Jeffrey Clemens and Stephen Miran, “Fiscal Policy Multipliers on Subnational Government Spending,” American Economic Journal: Economic Policy, Vol. 4, No. 2 (May 2012), pp. 46–68, http://econweb.ucsd.edu/~j1clemens/pdfs/SubnationalFiscalPolicyAEJ.pdf (accessed May 20, 2013).
Timothy Conley and Bill Dupor, “The American Recovery and Reinvestment Act: Public Sector Jobs Saved, Private Sector Jobs Forestalled,” Working Paper, May 2011, http://economics.uwo.ca/images/news/TheAmericanRecovery.pdf (accessed May 20, 2013).
If the federal government allocates $1 million to a state for transportation projects, the state, if it wishes, can shift $1 million of its own money out of transportation and into health care. Even money that comes with strings attached can be implicitly shifted to the recipient’s favored use.
Estimates of transfer benefit (or “windfall”) multipliers over a long time period fall between 1.5 and 2.1 in three recent papers. See Emi Nakamura and Jon Steinson, “Fiscal Stimulus in a Monetary Union: Evidence from U.S. Regions,” Columbia University working paper, 2011; Juan Carlos Suárez Serrato and Phillippe Wingender, “Estimating Local Fiscal Multipliers,” University of California-Berkeley working paper, 2010; and Daniel Shoag, “The Impact of Government Spending Shocks: Evidence on the Multiplier from State Pension Plan Returns,” Harvard University working paper, 2010.
For example, Dylan Matthews, “The Romney Campaign Says Stimulus Doesn’t Work. Here Are the Studies They Left Out,” The Washington Post, Wonkblog, August 8, 2012, http://www.washingtonpost.com/blogs/wonkblog/wp/2012/08/08/the-romney-campaign-says-stimulus-doesnt-work-here-are-the-studies-they-left-out/ (accessed May 20, 2013).

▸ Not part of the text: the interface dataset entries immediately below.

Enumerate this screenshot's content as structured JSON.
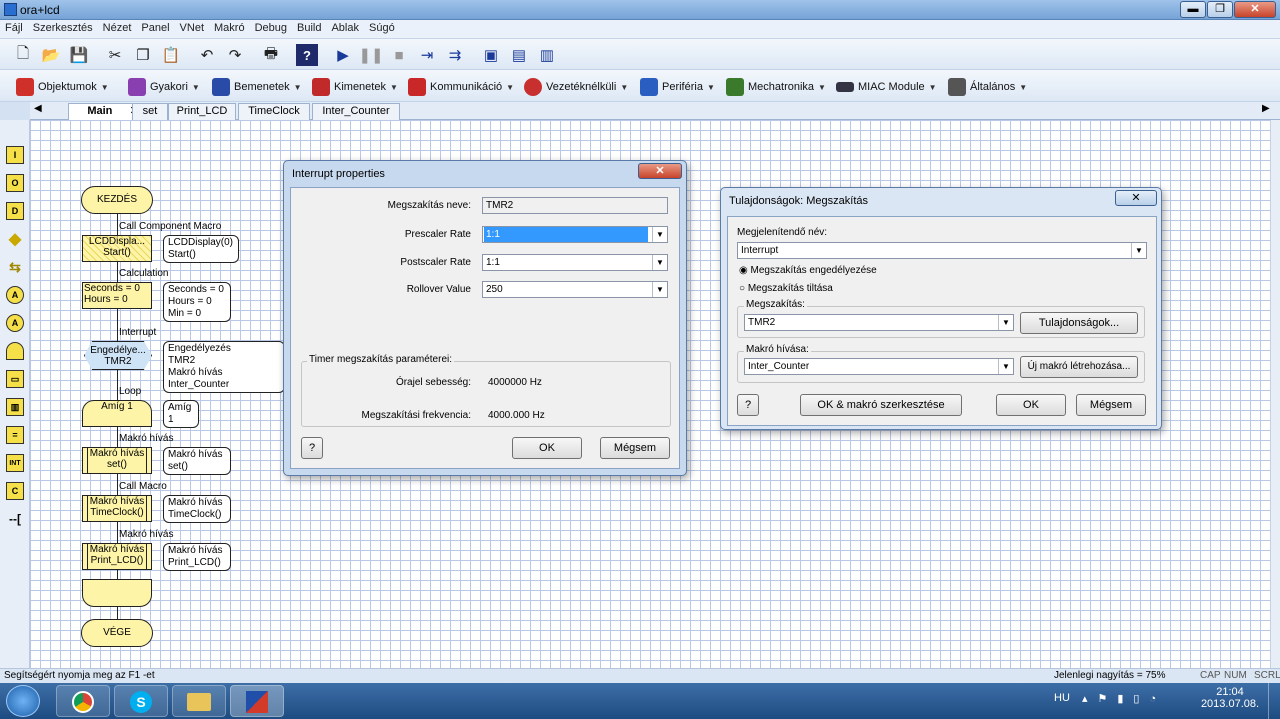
{
  "window": {
    "title": "ora+lcd",
    "buttons": [
      "▬",
      "❐",
      "✕"
    ]
  },
  "menu": [
    "Fájl",
    "Szerkesztés",
    "Nézet",
    "Panel",
    "VNet",
    "Makró",
    "Debug",
    "Build",
    "Ablak",
    "Súgó"
  ],
  "toolbar_groups": [
    {
      "label": "Objektumok",
      "icon": "objects-icon",
      "color": "#d0302a"
    },
    {
      "label": "Gyakori",
      "icon": "common-icon",
      "color": "#8a3fb0"
    },
    {
      "label": "Bemenetek",
      "icon": "inputs-icon",
      "color": "#2a4aa8"
    },
    {
      "label": "Kimenetek",
      "icon": "outputs-icon",
      "color": "#c02a2a"
    },
    {
      "label": "Kommunikáció",
      "icon": "communication-icon",
      "color": "#c82828"
    },
    {
      "label": "Vezetéknélküli",
      "icon": "wireless-icon",
      "color": "#c83030"
    },
    {
      "label": "Periféria",
      "icon": "peripheral-icon",
      "color": "#2a5ec0"
    },
    {
      "label": "Mechatronika",
      "icon": "mechatronics-icon",
      "color": "#3a7a2a"
    },
    {
      "label": "MIAC Module",
      "icon": "miac-icon",
      "color": "#334"
    },
    {
      "label": "Általános",
      "icon": "general-icon",
      "color": "#555"
    }
  ],
  "tabs": [
    "Main",
    "set",
    "Print_LCD",
    "TimeClock",
    "Inter_Counter"
  ],
  "flowchart": {
    "start": "KEZDÉS",
    "end": "VÉGE",
    "blocks": [
      {
        "caption": "Call Component Macro",
        "text": "LCDDispla... Start()",
        "note": [
          "LCDDisplay(0)",
          "Start()"
        ]
      },
      {
        "caption": "Calculation",
        "text": "Seconds = 0 Hours = 0",
        "note": [
          "Seconds = 0",
          "Hours = 0",
          "Min = 0"
        ]
      },
      {
        "caption": "Interrupt",
        "text": "Engedélye... TMR2",
        "note": [
          "Engedélyezés",
          "TMR2",
          "Makró hívás Inter_Counter"
        ]
      },
      {
        "caption": "Loop",
        "text": "Amíg 1",
        "note": [
          "Amíg",
          "1"
        ]
      },
      {
        "caption": "Makró hívás",
        "text": "Makró hívás set()",
        "note": [
          "Makró hívás",
          "set()"
        ]
      },
      {
        "caption": "Call Macro",
        "text": "Makró hívás TimeClock()",
        "note": [
          "Makró hívás",
          "TimeClock()"
        ]
      },
      {
        "caption": "Makró hívás",
        "text": "Makró hívás Print_LCD()",
        "note": [
          "Makró hívás",
          "Print_LCD()"
        ]
      }
    ]
  },
  "interrupt_dialog": {
    "title": "Interrupt properties",
    "name_label": "Megszakítás neve:",
    "name_value": "TMR2",
    "prescaler_label": "Prescaler Rate",
    "prescaler_value": "1:1",
    "postscaler_label": "Postscaler Rate",
    "postscaler_value": "1:1",
    "rollover_label": "Rollover Value",
    "rollover_value": "250",
    "group_title": "Timer megszakítás paraméterei:",
    "clock_label": "Órajel sebesség:",
    "clock_value": "4000000 Hz",
    "freq_label": "Megszakítási frekvencia:",
    "freq_value": "4000.000 Hz",
    "help": "?",
    "ok": "OK",
    "cancel": "Mégsem"
  },
  "props_dialog": {
    "title": "Tulajdonságok: Megszakítás",
    "display_name_label": "Megjelenítendő név:",
    "display_name_value": "Interrupt",
    "radio_enable": "Megszakítás engedélyezése",
    "radio_disable": "Megszakítás tiltása",
    "interrupt_group": "Megszakítás:",
    "interrupt_value": "TMR2",
    "props_button": "Tulajdonságok...",
    "macro_group": "Makró hívása:",
    "macro_value": "Inter_Counter",
    "new_macro_button": "Új makró létrehozása...",
    "help": "?",
    "ok_edit": "OK & makró szerkesztése",
    "ok": "OK",
    "cancel": "Mégsem"
  },
  "status": {
    "help_text": "Segítségért nyomja meg az F1 -et",
    "zoom": "Jelenlegi nagyítás = 75%",
    "caps": "CAP",
    "num": "NUM",
    "scrl": "SCRL"
  },
  "taskbar": {
    "lang": "HU",
    "time": "21:04",
    "date": "2013.07.08."
  }
}
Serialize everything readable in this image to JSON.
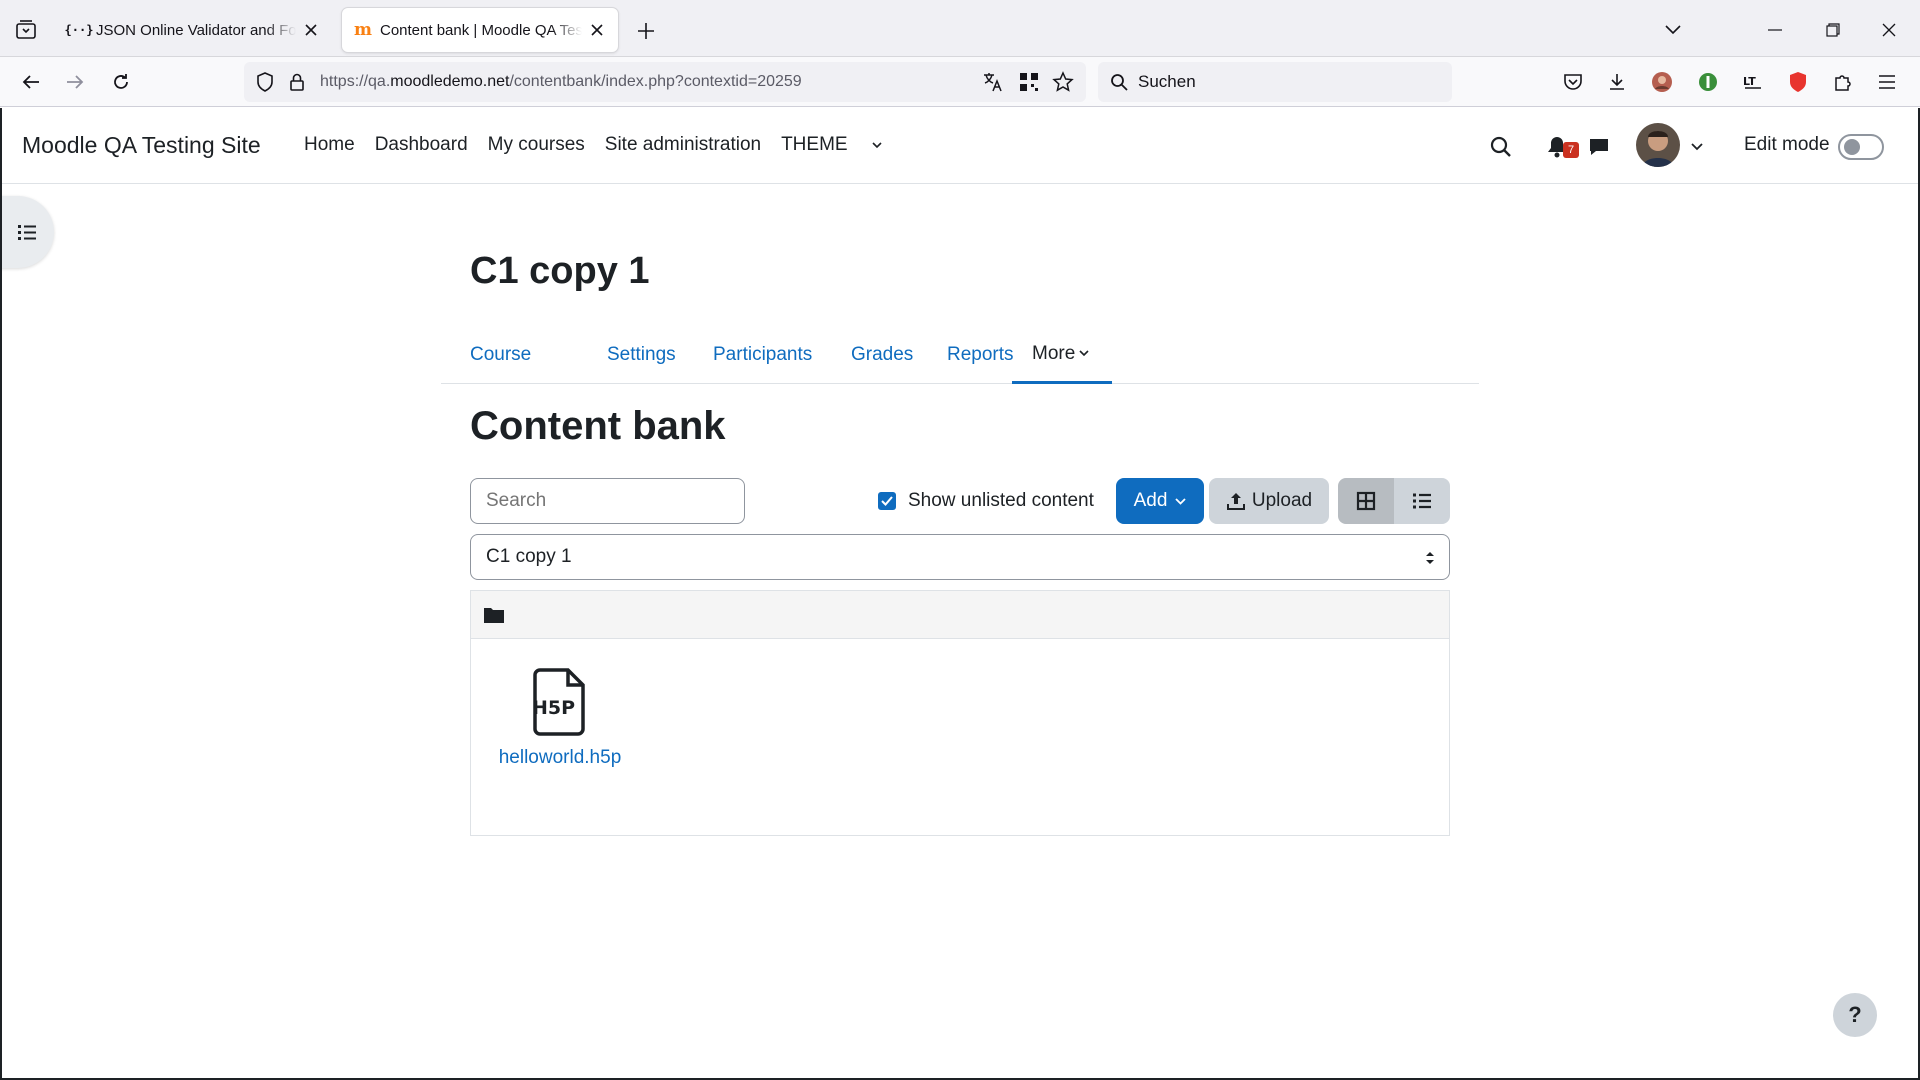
{
  "browser": {
    "tabs": [
      {
        "title": "JSON Online Validator and Formatter",
        "favicon": "{··}"
      },
      {
        "title": "Content bank | Moodle QA Testing Site",
        "favicon": "m"
      }
    ],
    "url_prefix": "https://qa.",
    "url_domain": "moodledemo.net",
    "url_path": "/contentbank/index.php?contextid=20259",
    "search_placeholder": "Suchen"
  },
  "header": {
    "site_name": "Moodle QA Testing Site",
    "nav": [
      "Home",
      "Dashboard",
      "My courses",
      "Site administration",
      "THEME"
    ],
    "notification_count": "7",
    "edit_mode_label": "Edit mode"
  },
  "course": {
    "title": "C1 copy 1",
    "tabs": [
      "Course",
      "Settings",
      "Participants",
      "Grades",
      "Reports",
      "More"
    ]
  },
  "contentbank": {
    "heading": "Content bank",
    "search_placeholder": "Search",
    "show_unlisted_label": "Show unlisted content",
    "add_label": "Add",
    "upload_label": "Upload",
    "context_selected": "C1 copy 1",
    "files": [
      {
        "name": "helloworld.h5p",
        "type_label": "H5P"
      }
    ]
  },
  "help_label": "?",
  "colors": {
    "primary": "#0f6cbf",
    "badge": "#ca3120"
  }
}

See Salim Furth, “High Debt Is a Real Drag,” Heritage Foundation Issue Brief No. 3859, February 22, 2013, http://www.heritage.org/research/reports/2013/02/how-a-high-national-debt-impacts-the-economy.